> WHAT TO WORK ON:
Look through the listing below, find every line with the string "photo", and copy it.

> DATA FOR REVIEW:
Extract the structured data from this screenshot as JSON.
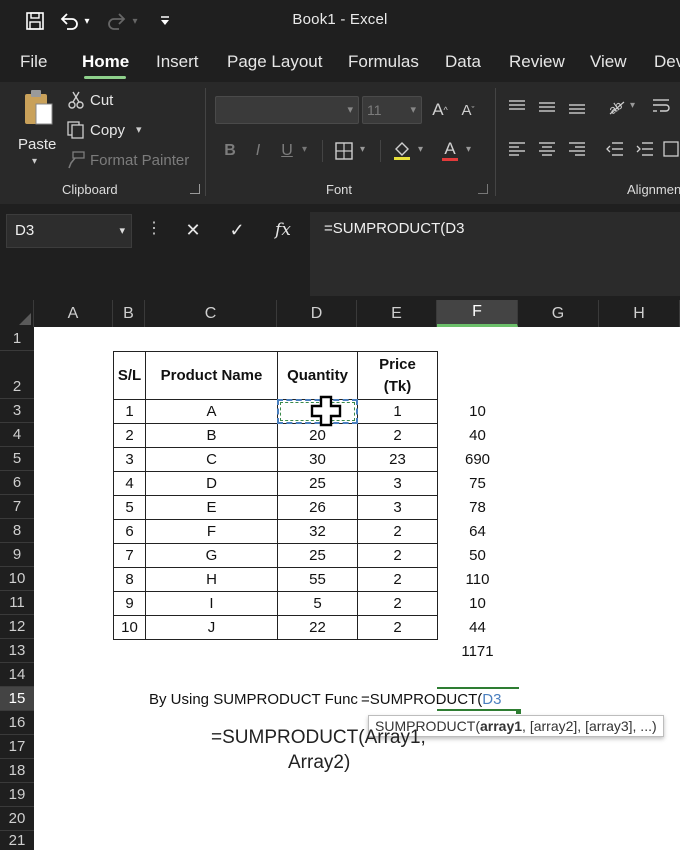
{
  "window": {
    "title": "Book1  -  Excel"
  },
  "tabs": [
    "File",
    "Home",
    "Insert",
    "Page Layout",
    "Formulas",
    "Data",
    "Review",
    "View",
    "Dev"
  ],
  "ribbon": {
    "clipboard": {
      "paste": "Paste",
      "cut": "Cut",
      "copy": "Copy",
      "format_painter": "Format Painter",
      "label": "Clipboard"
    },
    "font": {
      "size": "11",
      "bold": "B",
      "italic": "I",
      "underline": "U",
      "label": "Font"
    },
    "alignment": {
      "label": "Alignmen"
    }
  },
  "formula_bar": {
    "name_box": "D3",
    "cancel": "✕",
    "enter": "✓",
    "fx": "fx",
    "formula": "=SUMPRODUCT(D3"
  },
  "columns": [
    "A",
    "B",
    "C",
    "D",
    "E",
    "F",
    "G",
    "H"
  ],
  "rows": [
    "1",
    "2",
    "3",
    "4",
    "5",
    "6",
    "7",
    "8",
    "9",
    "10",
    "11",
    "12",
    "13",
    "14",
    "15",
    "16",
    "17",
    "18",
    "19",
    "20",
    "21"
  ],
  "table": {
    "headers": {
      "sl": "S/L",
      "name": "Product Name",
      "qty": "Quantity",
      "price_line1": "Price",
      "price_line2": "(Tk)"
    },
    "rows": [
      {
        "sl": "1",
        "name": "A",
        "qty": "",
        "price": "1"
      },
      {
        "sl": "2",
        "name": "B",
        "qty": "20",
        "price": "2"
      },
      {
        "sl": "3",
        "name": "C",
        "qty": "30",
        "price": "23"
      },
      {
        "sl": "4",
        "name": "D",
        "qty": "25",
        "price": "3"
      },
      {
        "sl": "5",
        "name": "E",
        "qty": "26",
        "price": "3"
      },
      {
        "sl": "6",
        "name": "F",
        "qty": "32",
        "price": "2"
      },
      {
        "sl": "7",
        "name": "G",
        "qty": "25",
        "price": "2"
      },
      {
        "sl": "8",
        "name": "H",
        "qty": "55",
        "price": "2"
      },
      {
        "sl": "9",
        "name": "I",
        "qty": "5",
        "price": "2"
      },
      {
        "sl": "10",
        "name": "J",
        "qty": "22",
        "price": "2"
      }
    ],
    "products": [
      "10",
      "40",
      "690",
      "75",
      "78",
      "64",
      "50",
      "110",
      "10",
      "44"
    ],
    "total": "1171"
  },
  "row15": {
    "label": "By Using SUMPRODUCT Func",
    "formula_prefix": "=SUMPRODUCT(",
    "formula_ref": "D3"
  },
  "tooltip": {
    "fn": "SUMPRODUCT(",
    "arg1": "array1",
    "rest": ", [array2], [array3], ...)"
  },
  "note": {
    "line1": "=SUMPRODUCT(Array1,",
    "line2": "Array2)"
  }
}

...

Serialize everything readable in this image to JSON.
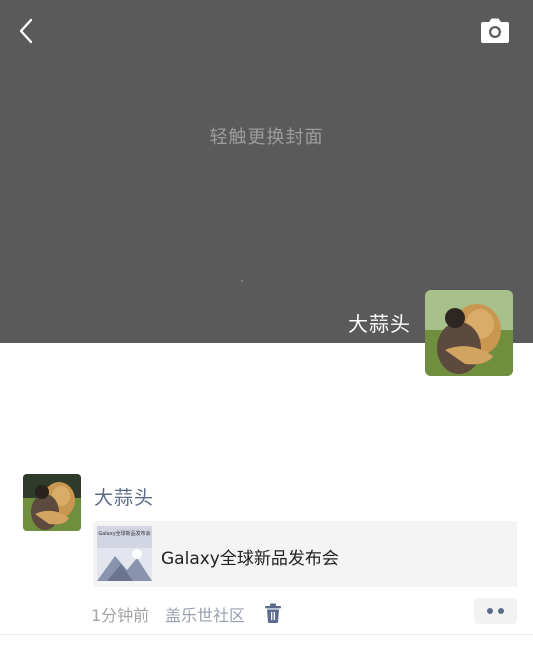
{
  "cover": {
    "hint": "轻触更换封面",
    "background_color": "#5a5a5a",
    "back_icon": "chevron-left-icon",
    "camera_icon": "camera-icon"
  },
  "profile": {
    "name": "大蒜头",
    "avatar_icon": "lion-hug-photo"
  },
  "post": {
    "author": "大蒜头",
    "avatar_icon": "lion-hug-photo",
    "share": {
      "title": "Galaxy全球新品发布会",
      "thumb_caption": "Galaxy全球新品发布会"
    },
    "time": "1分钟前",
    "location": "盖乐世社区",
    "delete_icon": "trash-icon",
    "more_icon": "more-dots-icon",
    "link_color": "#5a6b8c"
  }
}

> TASK ANSWER:
    "avatar_icon": "lion-hug-photo"
    "avatar_icon": "lion-hug-photo",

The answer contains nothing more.